● Activity
Where does the string "光伏生活代理端个人信息保护政策" occur in the entries below? Copy every line where it does.

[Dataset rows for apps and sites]
==================================================
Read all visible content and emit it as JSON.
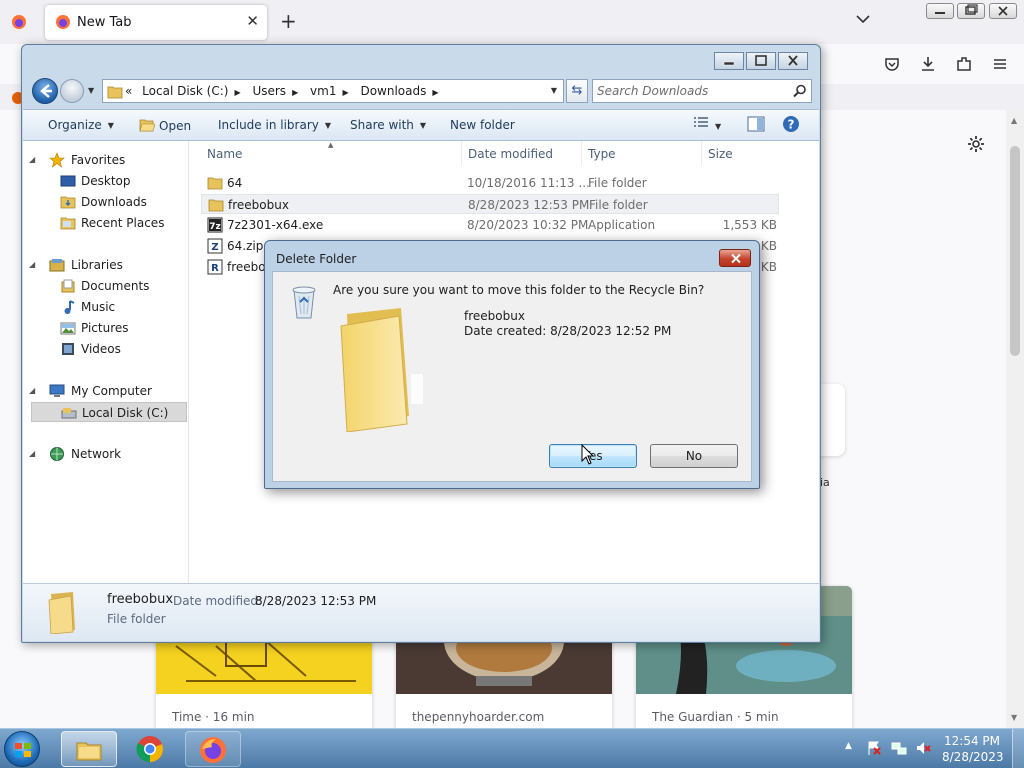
{
  "firefox": {
    "tab_title": "New Tab",
    "new_tab_symbol": "+",
    "stories": [
      {
        "source": "Time · 16 min"
      },
      {
        "source": "thepennyhoarder.com"
      },
      {
        "source": "The Guardian · 5 min"
      }
    ],
    "shortcut_label": "ia"
  },
  "explorer": {
    "breadcrumb": {
      "overflow": "«",
      "parts": [
        "Local Disk (C:)",
        "Users",
        "vm1",
        "Downloads"
      ]
    },
    "search_placeholder": "Search Downloads",
    "toolbar": {
      "organize": "Organize",
      "open": "Open",
      "include_in_library": "Include in library",
      "share_with": "Share with",
      "new_folder": "New folder"
    },
    "nav": {
      "favorites": "Favorites",
      "desktop": "Desktop",
      "downloads": "Downloads",
      "recent_places": "Recent Places",
      "libraries": "Libraries",
      "documents": "Documents",
      "music": "Music",
      "pictures": "Pictures",
      "videos": "Videos",
      "my_computer": "My Computer",
      "local_disk": "Local Disk (C:)",
      "network": "Network"
    },
    "columns": {
      "name": "Name",
      "date_modified": "Date modified",
      "type": "Type",
      "size": "Size"
    },
    "files": [
      {
        "name": "64",
        "date": "10/18/2016 11:13 ...",
        "type": "File folder",
        "size": ""
      },
      {
        "name": "freebobux",
        "date": "8/28/2023 12:53 PM",
        "type": "File folder",
        "size": ""
      },
      {
        "name": "7z2301-x64.exe",
        "date": "8/20/2023 10:32 PM",
        "type": "Application",
        "size": "1,553 KB"
      },
      {
        "name": "64.zip",
        "date": "",
        "type": "",
        "size": "KB"
      },
      {
        "name": "freebo",
        "date": "",
        "type": "",
        "size": "KB"
      }
    ],
    "details": {
      "name": "freebobux",
      "date_modified_label": "Date modified:",
      "date_modified_value": "8/28/2023 12:53 PM",
      "type": "File folder"
    }
  },
  "dialog": {
    "title": "Delete Folder",
    "question": "Are you sure you want to move this folder to the Recycle Bin?",
    "item_name": "freebobux",
    "date_created": "Date created: 8/28/2023 12:52 PM",
    "yes_label": "Yes",
    "no_label": "No"
  },
  "taskbar": {
    "time": "12:54 PM",
    "date": "8/28/2023"
  },
  "colors": {
    "accent_blue": "#1f5fa8",
    "folder_yellow": "#f3d46a",
    "dialog_close_red": "#c6442d"
  }
}
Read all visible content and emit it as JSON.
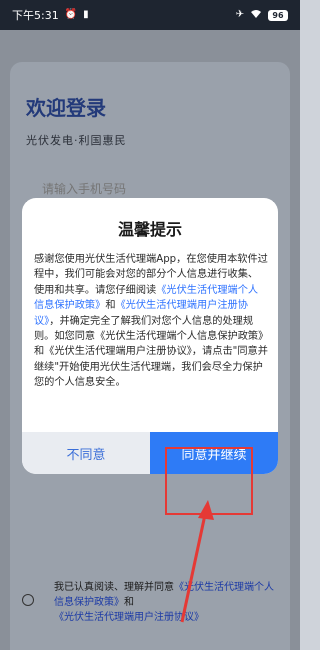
{
  "status_bar": {
    "time": "下午5:31",
    "battery": "96",
    "icons": [
      "alarm-icon",
      "sim-icon",
      "airplane-icon",
      "wifi-icon",
      "battery-icon"
    ]
  },
  "background": {
    "title": "欢迎登录",
    "subtitle": "光伏发电·利国惠民",
    "phone_placeholder": "请输入手机号码",
    "agreement_prefix": "我已认真阅读、理解并同意",
    "agreement_link1": "《光伏生活代理端个人信息保护政策》",
    "agreement_and": "和",
    "agreement_link2": "《光伏生活代理端用户注册协议》"
  },
  "dialog": {
    "title": "温馨提示",
    "p1": "感谢您使用光伏生活代理端App，在您使用本软件过程中，我们可能会对您的部分个人信息进行收集、使用和共享。请您仔细阅读",
    "link1": "《光伏生活代理端个人信息保护政策》",
    "and1": "和",
    "link2": "《光伏生活代理端用户注册协议》",
    "p2": "，并确定完全了解我们对您个人信息的处理规则。如您同意《光伏生活代理端个人信息保护政策》和《光伏生活代理端用户注册协议》，请点击\"同意并继续\"开始使用光伏生活代理端，我们会尽全力保护您的个人信息安全。",
    "disagree_label": "不同意",
    "agree_label": "同意并继续"
  },
  "colors": {
    "accent": "#2e7bf6",
    "link": "#2f73ff",
    "annotation": "#e53935"
  }
}
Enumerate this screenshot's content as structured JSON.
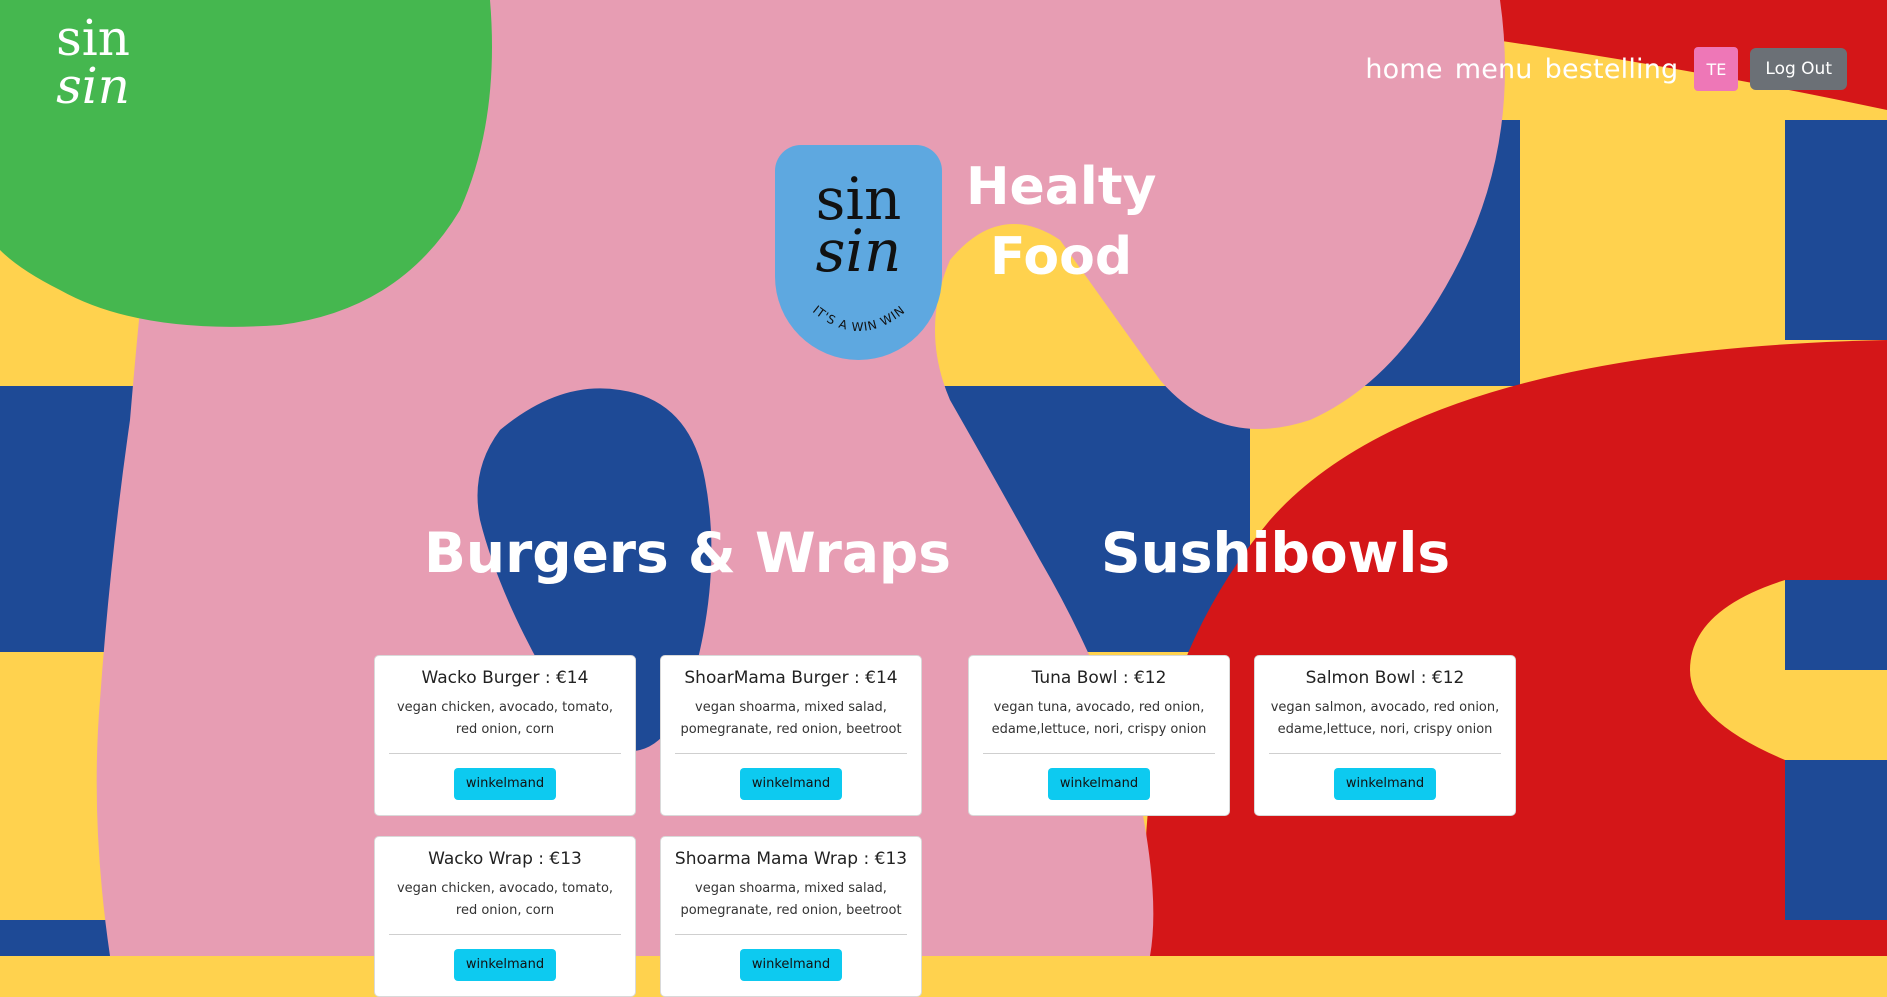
{
  "brand": {
    "line1": "sin",
    "line2": "sin"
  },
  "nav": {
    "home": "home",
    "menu": "menu",
    "order": "bestelling",
    "avatar": "TE",
    "logout": "Log Out"
  },
  "hero": {
    "badge_line1": "sin",
    "badge_line2": "sin",
    "badge_tagline": "IT'S A WIN WIN",
    "title_line1": "Healty",
    "title_line2": "Food"
  },
  "sections": {
    "burgers": "Burgers & Wraps",
    "sushi": "Sushibowls"
  },
  "cards": [
    {
      "name": "Wacko Burger : €14",
      "desc1": "vegan chicken, avocado, tomato,",
      "desc2": "red onion, corn",
      "button": "winkelmand"
    },
    {
      "name": "ShoarMama Burger : €14",
      "desc1": "vegan shoarma, mixed salad,",
      "desc2": "pomegranate, red onion, beetroot",
      "button": "winkelmand"
    },
    {
      "name": "Tuna Bowl : €12",
      "desc1": "vegan tuna, avocado, red onion,",
      "desc2": "edame,lettuce, nori, crispy onion",
      "button": "winkelmand"
    },
    {
      "name": "Salmon Bowl : €12",
      "desc1": "vegan salmon, avocado, red onion,",
      "desc2": "edame,lettuce, nori, crispy onion",
      "button": "winkelmand"
    },
    {
      "name": "Wacko Wrap : €13",
      "desc1": "vegan chicken, avocado, tomato,",
      "desc2": "red onion, corn",
      "button": "winkelmand"
    },
    {
      "name": "Shoarma Mama Wrap : €13",
      "desc1": "vegan shoarma, mixed salad,",
      "desc2": "pomegranate, red onion, beetroot",
      "button": "winkelmand"
    }
  ],
  "colors": {
    "green": "#45b74f",
    "pink": "#e79db3",
    "yellow": "#ffd24e",
    "blue": "#1e4a96",
    "red": "#d41618",
    "badge": "#5ea8e0",
    "button": "#0dcaf0"
  }
}
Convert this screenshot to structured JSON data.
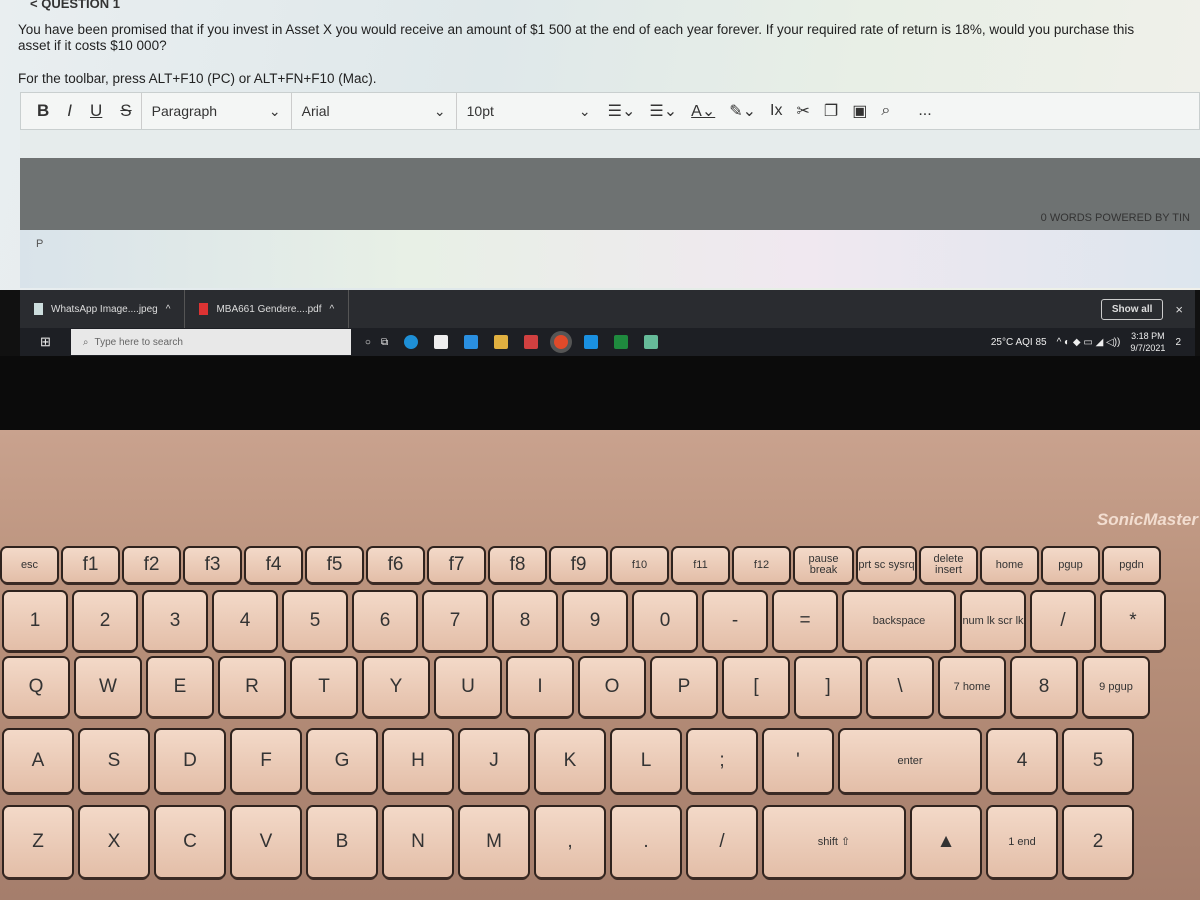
{
  "question": {
    "heading": "< QUESTION 1",
    "text": "You have been promised that if you invest in Asset X you would receive an amount of $1 500 at the end of each year forever. If your required rate of return is 18%, would you purchase this asset if it costs $10 000?",
    "hint": "For the toolbar, press ALT+F10 (PC) or ALT+FN+F10 (Mac)."
  },
  "toolbar": {
    "bold": "B",
    "italic": "I",
    "underline": "U",
    "strike": "S",
    "paragraph": "Paragraph",
    "font": "Arial",
    "size": "10pt",
    "more": "..."
  },
  "editor": {
    "word_count": "0 WORDS  POWERED BY TIN",
    "path": "P"
  },
  "downloads": {
    "items": [
      "WhatsApp Image....jpeg",
      "MBA661 Gendere....pdf"
    ],
    "show_all": "Show all",
    "close": "×"
  },
  "taskbar": {
    "search_placeholder": "Type here to search",
    "weather": "25°C  AQI 85",
    "time": "3:18 PM",
    "date": "9/7/2021",
    "notifications": "2"
  },
  "keyboard": {
    "brand": "SonicMaster",
    "rows": [
      [
        "esc",
        "f1",
        "f2",
        "f3",
        "f4",
        "f5",
        "f6",
        "f7",
        "f8",
        "f9",
        "f10",
        "f11",
        "f12",
        "pause break",
        "prt sc sysrq",
        "delete insert",
        "home",
        "pgup",
        "pgdn"
      ],
      [
        "1",
        "2",
        "3",
        "4",
        "5",
        "6",
        "7",
        "8",
        "9",
        "0",
        "-",
        "=",
        "backspace",
        "num lk scr lk",
        "/",
        "*"
      ],
      [
        "Q",
        "W",
        "E",
        "R",
        "T",
        "Y",
        "U",
        "I",
        "O",
        "P",
        "[",
        "]",
        "\\",
        "7 home",
        "8",
        "9 pgup"
      ],
      [
        "A",
        "S",
        "D",
        "F",
        "G",
        "H",
        "J",
        "K",
        "L",
        ";",
        "'",
        "enter",
        "4",
        "5"
      ],
      [
        "Z",
        "X",
        "C",
        "V",
        "B",
        "N",
        "M",
        ",",
        ".",
        "/",
        "shift ⇧",
        "▲",
        "1 end",
        "2"
      ]
    ]
  }
}
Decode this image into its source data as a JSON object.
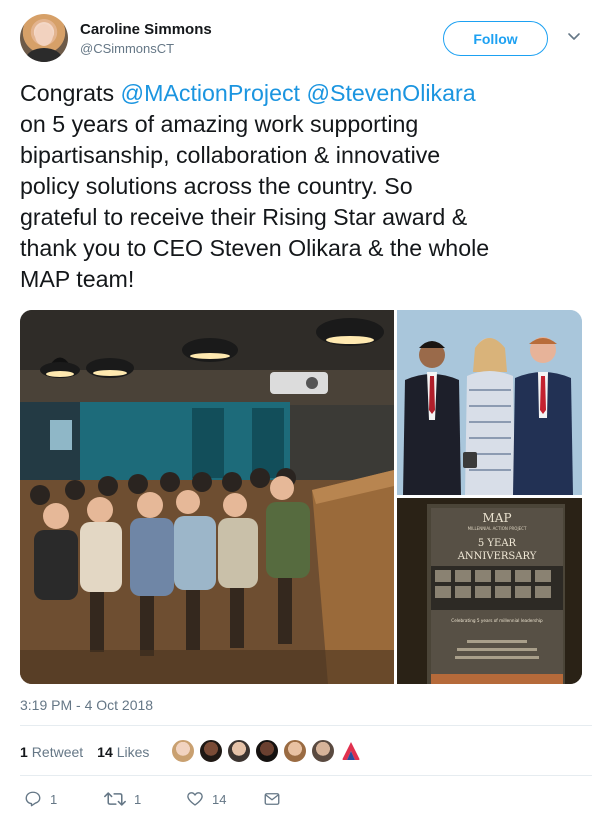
{
  "user": {
    "display_name": "Caroline Simmons",
    "handle": "@CSimmonsCT",
    "follow_label": "Follow"
  },
  "tweet": {
    "lines": [
      {
        "before": "Congrats ",
        "mention1": "@MActionProject",
        "between": " ",
        "mention2": "@StevenOlikara"
      },
      {
        "text": "on 5 years of amazing work supporting"
      },
      {
        "text": "bipartisanship, collaboration & innovative"
      },
      {
        "text": "policy solutions across the country. So"
      },
      {
        "text": "grateful to receive their Rising Star award &"
      },
      {
        "text": "thank you to CEO Steven Olikara & the whole"
      },
      {
        "text": "MAP team!"
      }
    ]
  },
  "media": {
    "photos": [
      "event-audience-photo",
      "award-presentation-photo",
      "anniversary-program-photo"
    ],
    "program_text": {
      "logo": "MAP",
      "org": "MILLENNIAL ACTION PROJECT",
      "title_line1": "5 YEAR",
      "title_line2": "ANNIVERSARY",
      "subtitle": "Celebrating 5 years of millennial leadership"
    }
  },
  "timestamp": "3:19 PM - 4 Oct 2018",
  "stats": {
    "retweets_count": "1",
    "retweets_label": "Retweet",
    "likes_count": "14",
    "likes_label": "Likes",
    "liker_colors": [
      "#e8b08f",
      "#3b2a22",
      "#c9a184",
      "#2e2420",
      "#d8a374",
      "#9b7e6a"
    ],
    "brand_color": "#e0314f"
  },
  "actions": {
    "reply_count": "1",
    "retweet_count": "1",
    "like_count": "14"
  },
  "colors": {
    "accent": "#1da1f2",
    "mention": "#1b95e0",
    "muted": "#657786"
  }
}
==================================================
● Exercise output
    "agreement_link1": "《光伏生活代理端个人信息保护政策》",
    "link1": "《光伏生活代理端个人信息保护政策》",
    "p2": "，并确定完全了解我们对您个人信息的处理规则。如您同意《光伏生活代理端个人信息保护政策》和《光伏生活代理端用户注册协议》，请点击\"同意并继续\"开始使用光伏生活代理端，我们会尽全力保护您的个人信息安全。",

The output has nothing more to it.